At the same time, the individual is labelled as an introvert because they are introverted more often than not, not because they cannot be extraverted. This also means that just because someone is labelled as a feeler, doesn’t automatically mean they cannot be a thinker. Being a thinker or feeler is not at all an indicator of academic or mathematical intelligence. So, having “F” in their abbreviation does not make INFPs stupid when it comes to logic or numbers. They can definitely be as skilled at such things as their equivalents INTPs or INTJs.
And if there’s one thing we all know about INFPs, it’s that they despise being caged in, or trapped inside a box with limited or no access to the rest of the world. So, when we label them as one thing, we are often also limiting them from becoming something else. For INFPs, the sky is absolutely not the limit. These people can thrive in finance and accounting just as much as they can being a therapist.
Upon talking to an INFP accountant friend, I realized how simple things were for them. They referred to what they do with numbered as art. And despite getting a dirty look from them after I scoffed because I thought they were joking at first, I can’t help but agree with them.
Art isn’t as we know it in the most traditional sense of the word. INFPs are creative beings, and they tend to express their creativity through their art. Who is to say that art can be one thing? Why is filmmaking an art, but utilizing a budget efficiently to create a masterpiece with limited resources isn’t?
Before writing this piece, I was okay with not being good at math, because I would often make excuses for myself for being an INFP. But while doing research in order to have a more open viewpoint regarding mathematics, I stumbled upon a YouTube channel of an INFP who loves and is good at math.
The way this kid looks at math is beautiful. He has such exquisite insight, that he turned me into a believer. He believes that math is actually like when we play with a child, and he constantly makes things up, and changes the rules of the game to ensure that he always wins. Mathematics is all about making rules, and changing them until we reach a conclusion that serves our purpose and provides us with answers to the important questions in life, according to Peter.
He shares, and I would like to quote,
“Math is about everybody making stuff up, and then realizing that everything they just made has something to do with each other. We can’t discount other ways of thinking, because we’re all connected. It validates other ways of viewing the world. Not because we want it to, but because it mandates us to accept other ways of thinking. It’s not about being a thinker, but that the thinker’s logic validates the feeler’s emotions. Because it focuses on why do we feel the way we do about things, and if our feelings about things are true. The feeler conjectures and the thinker proves it, and it is incredible how many conjectures of the feelers have been proven.”

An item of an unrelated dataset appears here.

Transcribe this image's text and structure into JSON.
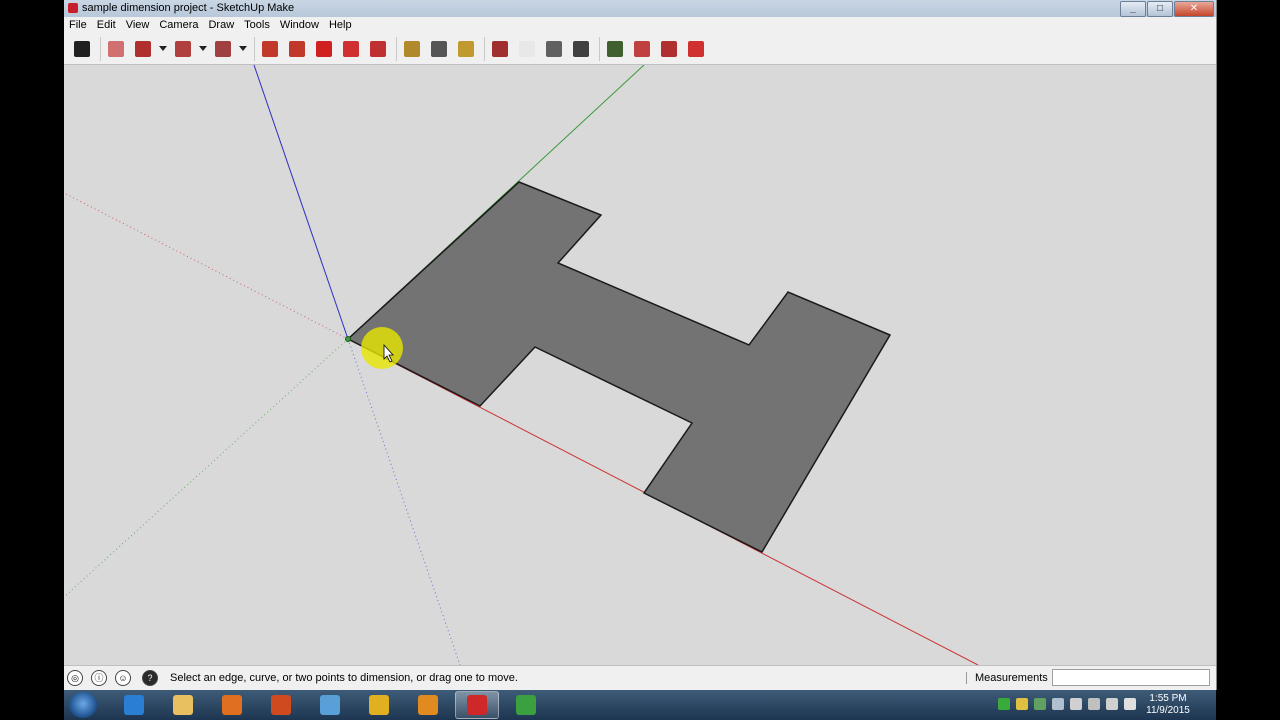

His perspective of looking at math has proven to be quite refreshing for me. Honestly, he had me at “Mathematics, in large part, is just creativity.”
In fact, in the comments section of said video, I came across so many other INFPs who claimed to love math and shared similar sentiments as Peter.

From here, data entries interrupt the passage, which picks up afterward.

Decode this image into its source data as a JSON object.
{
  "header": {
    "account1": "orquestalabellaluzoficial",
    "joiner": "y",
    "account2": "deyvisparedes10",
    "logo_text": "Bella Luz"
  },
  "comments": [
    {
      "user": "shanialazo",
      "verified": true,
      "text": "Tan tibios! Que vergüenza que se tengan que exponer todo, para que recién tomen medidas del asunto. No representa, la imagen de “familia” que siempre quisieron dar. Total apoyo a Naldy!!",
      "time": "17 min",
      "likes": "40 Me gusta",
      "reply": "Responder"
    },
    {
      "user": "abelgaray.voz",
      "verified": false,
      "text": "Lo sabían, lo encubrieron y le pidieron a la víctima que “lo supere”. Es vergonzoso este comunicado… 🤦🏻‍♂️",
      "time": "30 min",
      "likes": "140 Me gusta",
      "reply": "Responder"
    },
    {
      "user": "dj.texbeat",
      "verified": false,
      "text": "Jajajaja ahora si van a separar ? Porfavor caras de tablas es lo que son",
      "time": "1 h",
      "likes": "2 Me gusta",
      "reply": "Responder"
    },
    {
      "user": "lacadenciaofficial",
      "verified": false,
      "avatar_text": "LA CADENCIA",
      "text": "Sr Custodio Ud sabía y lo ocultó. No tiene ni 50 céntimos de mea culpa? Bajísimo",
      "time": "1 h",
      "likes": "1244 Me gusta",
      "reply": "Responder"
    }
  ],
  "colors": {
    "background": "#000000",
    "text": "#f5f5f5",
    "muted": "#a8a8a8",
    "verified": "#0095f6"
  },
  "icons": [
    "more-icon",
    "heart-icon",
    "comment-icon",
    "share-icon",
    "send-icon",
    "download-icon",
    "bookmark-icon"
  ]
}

That being said, I would like to conclude that not every INFP would see things this way. Some of you might still despise maths and might even believe that you’re bad at it. And that is okay. We all have our own strengths, and no matter how interesting math appears to be now, at the end of the day, I am a writer, and the true essence of my being is reflected through written words and not numbers.
The only point I have tried to explain here is that being bad at math has little to nothing to do with being an INFP.